Drought has crept back into Northern California. Despite a flurry of late storms in spring, precipitation for the winter season was below normal and the region is facing moderate drought and abnormally dry conditions once again, according to the federal government’s U.S. Drought Monitor. What’s more, temperatures were above normal throughout winter. The Drought Monitor’s weekly map, released Thursday, shows a large swath extending north of San Francisco through the Sacramento Valley to the Oregon border in moderate drought. The Bay Area and the North Coast went from normal to abnormally dry; parts of the northern Sierra remain normal.
Archive for month: June, 2018
You are now in California and the U.S. Media Coverage category.
A winter of exceptionally meager snowfall has revived California’s water woes. Snowpack typically supplies the state with much of its water during the spring and summer, but this year, snow is in short supply, spurring Gov. Jerry Brown to instate permanent conservation measures. Thanks to climate change, the problem is only going to get worse, leaving officials worried about the future of water in the Golden State. Huntington Beach, a seaside Southern California city, is taking the long view, investing in a new desalination plant that will turn seawater into clean, drinkable H20.
After a detailed – and dire – technical presentation from one of her experts, the commissioner of the U.S. Bureau of Reclamation on Thursday told an audience of water stakeholders that officials weren’t trying to scare people, only make plain the risks of historically low levels on Lake Mead. Commissioner Brenda Burman and other federal officials urged, cajoled and pushed Arizona to finalize a so-called Lower Basin Drought Contingency Plan. The plan identifies earlier, steeper cuts to water users than those mandated by a 2007 agreement to decrease the risk of a rapid decline in lake level.
Wholesale water rates adopted Thursday by the San Diego County Water Authority Board of Directors include some of the smallest increases in the past 15 years due to successful litigation against the Los Angeles-based Metropolitan Water District of Southern California and strategic use of financial reserves, the agency said. They also highlight a historic shift in water costs: The Water Authority’s independent supplies from the 2003 Colorado River Quantification Settlement Agreement are now less expensive for the region than supplies from MWD, and that difference will grow in the years ahead.
Arizona water officials committed Thursday to reach a multi-state plan by the end of the year to stave off Colorado River water shortages, or at least lessen the impact. The U.S. Bureau of Reclamation has been prodding Western states to wrap up drought contingency plans, one each in the lower and upper basins. Little snowpack, rising temperatures and ongoing drought have led to steady declines in the river that serves 40 million people in seven U.S. states.
Underneath San Diego streets lies a network of pipes and tunnels that most people never see. But when it rains, that network is busy carrying water out from neighborhoods and into the city’s rivers, bays and beaches. Much of that network is on the verge of collapse, and the city has nowhere near enough money to fix it. A report from the City Auditor’s Office released this month notes a staggering $459 million funding shortfall for stormwater infrastructure.

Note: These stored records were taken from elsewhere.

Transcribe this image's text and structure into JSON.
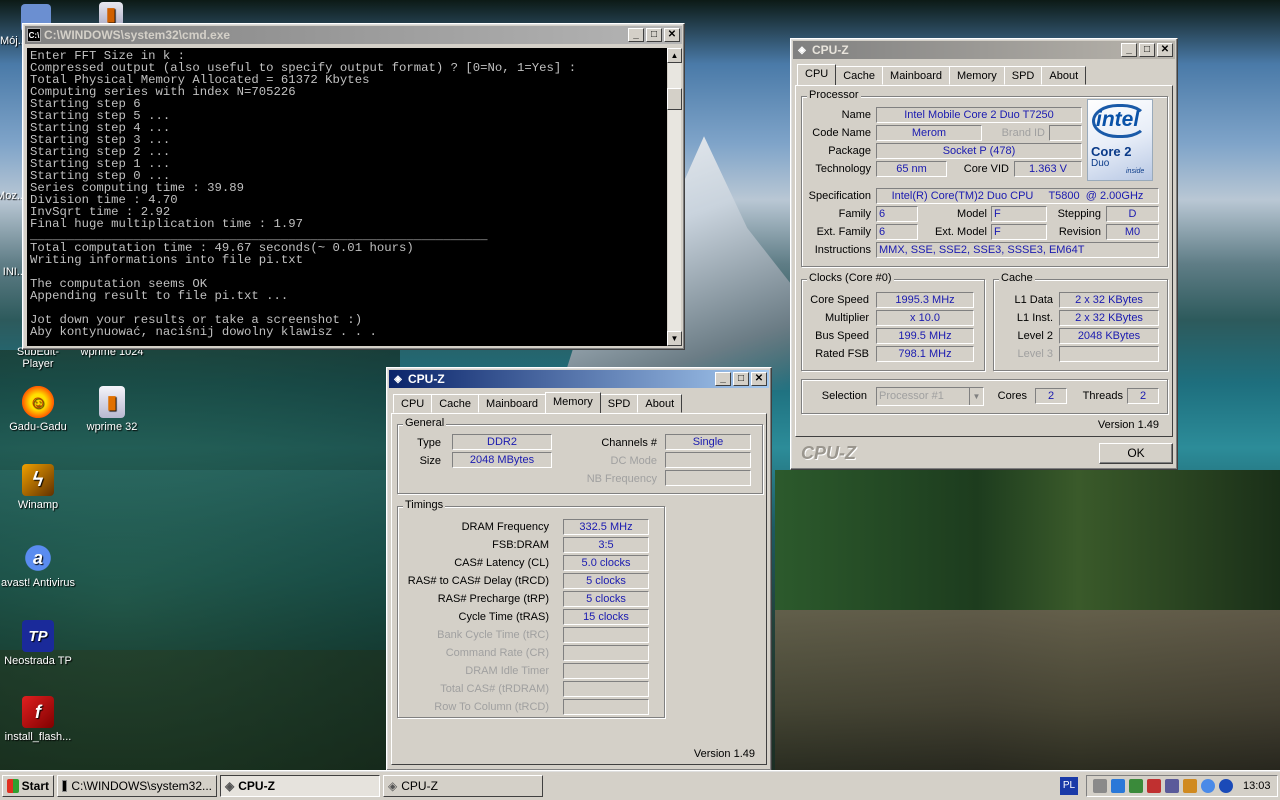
{
  "desktop": {
    "icons": [
      {
        "label": "Mój..."
      },
      {
        "label": "Moz..."
      },
      {
        "label": "INI..."
      },
      {
        "label": "SubEdit-Player"
      },
      {
        "label": "wprime 1024"
      },
      {
        "label": "Gadu-Gadu"
      },
      {
        "label": "wprime 32"
      },
      {
        "label": "Winamp"
      },
      {
        "label": "avast! Antivirus"
      },
      {
        "label": "Neostrada TP"
      },
      {
        "label": "install_flash..."
      }
    ]
  },
  "cmd": {
    "title": "C:\\WINDOWS\\system32\\cmd.exe",
    "lines": [
      "Enter FFT Size in k :",
      "Compressed output (also useful to specify output format) ? [0=No, 1=Yes] :",
      "Total Physical Memory Allocated = 61372 Kbytes",
      "Computing series with index N=705226",
      "Starting step 6",
      "Starting step 5 ...",
      "Starting step 4 ...",
      "Starting step 3 ...",
      "Starting step 2 ...",
      "Starting step 1 ...",
      "Starting step 0 ...",
      "Series computing time : 39.89",
      "Division time : 4.70",
      "InvSqrt time : 2.92",
      "Final huge multiplication time : 1.97",
      "______________________________________________________________",
      "Total computation time : 49.67 seconds(~ 0.01 hours)",
      "Writing informations into file pi.txt",
      "",
      "The computation seems OK",
      "Appending result to file pi.txt ...",
      "",
      "Jot down your results or take a screenshot :)",
      "Aby kontynuować, naciśnij dowolny klawisz . . ."
    ]
  },
  "cpuz_main": {
    "title": "CPU-Z",
    "tabs": [
      "CPU",
      "Cache",
      "Mainboard",
      "Memory",
      "SPD",
      "About"
    ],
    "selected_tab": "CPU",
    "processor_group": "Processor",
    "name_label": "Name",
    "name": "Intel Mobile Core 2 Duo T7250",
    "codename_label": "Code Name",
    "codename": "Merom",
    "brandid_label": "Brand ID",
    "brandid": "",
    "package_label": "Package",
    "package": "Socket P (478)",
    "technology_label": "Technology",
    "technology": "65 nm",
    "corevid_label": "Core VID",
    "corevid": "1.363 V",
    "spec_label": "Specification",
    "spec": "Intel(R) Core(TM)2 Duo CPU     T5800  @ 2.00GHz",
    "family_label": "Family",
    "family": "6",
    "model_label": "Model",
    "model": "F",
    "stepping_label": "Stepping",
    "stepping": "D",
    "extfamily_label": "Ext. Family",
    "extfamily": "6",
    "extmodel_label": "Ext. Model",
    "extmodel": "F",
    "revision_label": "Revision",
    "revision": "M0",
    "instructions_label": "Instructions",
    "instructions": "MMX, SSE, SSE2, SSE3, SSSE3, EM64T",
    "logo": {
      "brand": "intel",
      "line1": "Core 2",
      "line2": "Duo",
      "inside": "inside"
    },
    "clocks_group": "Clocks (Core #0)",
    "corespeed_label": "Core Speed",
    "corespeed": "1995.3 MHz",
    "multiplier_label": "Multiplier",
    "multiplier": "x 10.0",
    "busspeed_label": "Bus Speed",
    "busspeed": "199.5 MHz",
    "ratedfsb_label": "Rated FSB",
    "ratedfsb": "798.1 MHz",
    "cache_group": "Cache",
    "l1data_label": "L1 Data",
    "l1data": "2 x 32 KBytes",
    "l1inst_label": "L1 Inst.",
    "l1inst": "2 x 32 KBytes",
    "level2_label": "Level 2",
    "level2": "2048 KBytes",
    "level3_label": "Level 3",
    "level3": "",
    "selection_label": "Selection",
    "selection": "Processor #1",
    "cores_label": "Cores",
    "cores": "2",
    "threads_label": "Threads",
    "threads": "2",
    "version": "Version 1.49",
    "brand_footer": "CPU-Z",
    "ok_label": "OK"
  },
  "cpuz_mem": {
    "title": "CPU-Z",
    "tabs": [
      "CPU",
      "Cache",
      "Mainboard",
      "Memory",
      "SPD",
      "About"
    ],
    "selected_tab": "Memory",
    "general_group": "General",
    "type_label": "Type",
    "type": "DDR2",
    "size_label": "Size",
    "size": "2048 MBytes",
    "channels_label": "Channels #",
    "channels": "Single",
    "dcmode_label": "DC Mode",
    "dcmode": "",
    "nbfreq_label": "NB Frequency",
    "nbfreq": "",
    "timings_group": "Timings",
    "timings": [
      {
        "label": "DRAM Frequency",
        "value": "332.5 MHz",
        "dim": false
      },
      {
        "label": "FSB:DRAM",
        "value": "3:5",
        "dim": false
      },
      {
        "label": "CAS# Latency (CL)",
        "value": "5.0 clocks",
        "dim": false
      },
      {
        "label": "RAS# to CAS# Delay (tRCD)",
        "value": "5 clocks",
        "dim": false
      },
      {
        "label": "RAS# Precharge (tRP)",
        "value": "5 clocks",
        "dim": false
      },
      {
        "label": "Cycle Time (tRAS)",
        "value": "15 clocks",
        "dim": false
      },
      {
        "label": "Bank Cycle Time (tRC)",
        "value": "",
        "dim": true
      },
      {
        "label": "Command Rate (CR)",
        "value": "",
        "dim": true
      },
      {
        "label": "DRAM Idle Timer",
        "value": "",
        "dim": true
      },
      {
        "label": "Total CAS# (tRDRAM)",
        "value": "",
        "dim": true
      },
      {
        "label": "Row To Column (tRCD)",
        "value": "",
        "dim": true
      }
    ],
    "version": "Version 1.49"
  },
  "taskbar": {
    "start_label": "Start",
    "items": [
      {
        "label": "C:\\WINDOWS\\system32..."
      },
      {
        "label": "CPU-Z"
      },
      {
        "label": "CPU-Z"
      }
    ],
    "lang": "PL",
    "clock": "13:03"
  },
  "colors": {
    "title_active": "#0a246a",
    "title_inactive": "#808080",
    "value_text": "#1a1ab0",
    "face": "#d4d0c8"
  }
}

In less than six months, California will begin to enact new statewide water conservation laws. Senate Bill 606 and Assembly Bill 1668 call for new urban-efficiency standards for indoor and outdoor uses, water lost to leaks and appropriate variances. The bills will take effect in 2019, although there will a grace period before enforcement, according to Mario Remillard, water conservation specialist for the Carlsbad Municipal Water District. Additionally, water agencies are required to stay within their water budgets regardless of current drought conditions. However, the California State Water Board will not enforce these standards until November 2023.
In this episode of Deeply Talks, Tara Lohan, managing editor of Water Deeply, talks with Jay Lund, a professor of civil and environmental engineering and director of the Center for Watershed Sciences at the University of California, Davis, and Rachel Zwillinger, water policy adviser for Defenders of Wildlife, about how water storage projects in California are being funded, which projects are receiving state money and what kinds of water projects the state really needs.
Coronado’s mayor flew to Oklahoma this week to talk with the head of the Environmental Protection Agency about possible solutions to the recurring Tijuana sewage spills that sully the San Diego County coastline. Mayor Richard Bailey and Administrator Scott Pruitt spoke one-on-one for about 20 minutes Tuesday during an annual meeting between leading environmental experts and regulators from Mexico, the United States and Canada. “We discussed possible next steps and (Pruitt) expressed a strong desire for some tangible progress in the very near future,” Mayor Richard Bailey said.
California has always been America’s leader on environmental policy, and water is no exception. So it was hardly surprising when the state made headlines across the nation in early June with a new policy on residential water use: Californians will be limited to 55 gallons per person per day for their indoor water needs. The rule is apparently the first of its kind in the nation. But lost in the excitement is the fact that water agencies have no way to measure how much water their customers use indoors.